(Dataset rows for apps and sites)
____________________
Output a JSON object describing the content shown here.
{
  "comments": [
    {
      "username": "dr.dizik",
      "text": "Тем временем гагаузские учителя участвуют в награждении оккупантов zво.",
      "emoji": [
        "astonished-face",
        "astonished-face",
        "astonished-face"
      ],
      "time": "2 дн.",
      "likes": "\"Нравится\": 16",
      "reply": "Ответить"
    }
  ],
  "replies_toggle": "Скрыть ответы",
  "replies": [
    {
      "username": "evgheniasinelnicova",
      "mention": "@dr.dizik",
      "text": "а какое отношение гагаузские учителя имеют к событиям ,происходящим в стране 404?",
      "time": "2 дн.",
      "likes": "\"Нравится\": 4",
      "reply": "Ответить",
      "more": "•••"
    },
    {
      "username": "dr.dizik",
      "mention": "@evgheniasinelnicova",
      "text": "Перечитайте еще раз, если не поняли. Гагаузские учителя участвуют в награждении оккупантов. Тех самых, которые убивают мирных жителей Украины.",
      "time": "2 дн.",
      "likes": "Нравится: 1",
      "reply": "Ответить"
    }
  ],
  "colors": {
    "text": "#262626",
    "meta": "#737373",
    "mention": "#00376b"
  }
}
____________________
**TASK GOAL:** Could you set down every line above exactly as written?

**OUTPUT BELOW:**
Output a JSON object describing the content shown here.
{
  "comments": [
    {
      "username": "dr.dizik",
      "text": "Тем временем гагаузские учителя участвуют в награждении оккупантов zво.",
      "emoji": [
        "astonished-face",
        "astonished-face",
        "astonished-face"
      ],
      "time": "2 дн.",
      "likes": "\"Нравится\": 16",
      "reply": "Ответить"
    }
  ],
  "replies_toggle": "Скрыть ответы",
  "replies": [
    {
      "username": "evgheniasinelnicova",
      "mention": "@dr.dizik",
      "text": "а какое отношение гагаузские учителя имеют к событиям ,происходящим в стране 404?",
      "time": "2 дн.",
      "likes": "\"Нравится\": 4",
      "reply": "Ответить",
      "more": "•••"
    },
    {
      "username": "dr.dizik",
      "mention": "@evgheniasinelnicova",
      "text": "Перечитайте еще раз, если не поняли. Гагаузские учителя участвуют в награждении оккупантов. Тех самых, которые убивают мирных жителей Украины.",
      "time": "2 дн.",
      "likes": "Нравится: 1",
      "reply": "Ответить"
    }
  ],
  "colors": {
    "text": "#262626",
    "meta": "#737373",
    "mention": "#00376b"
  }
}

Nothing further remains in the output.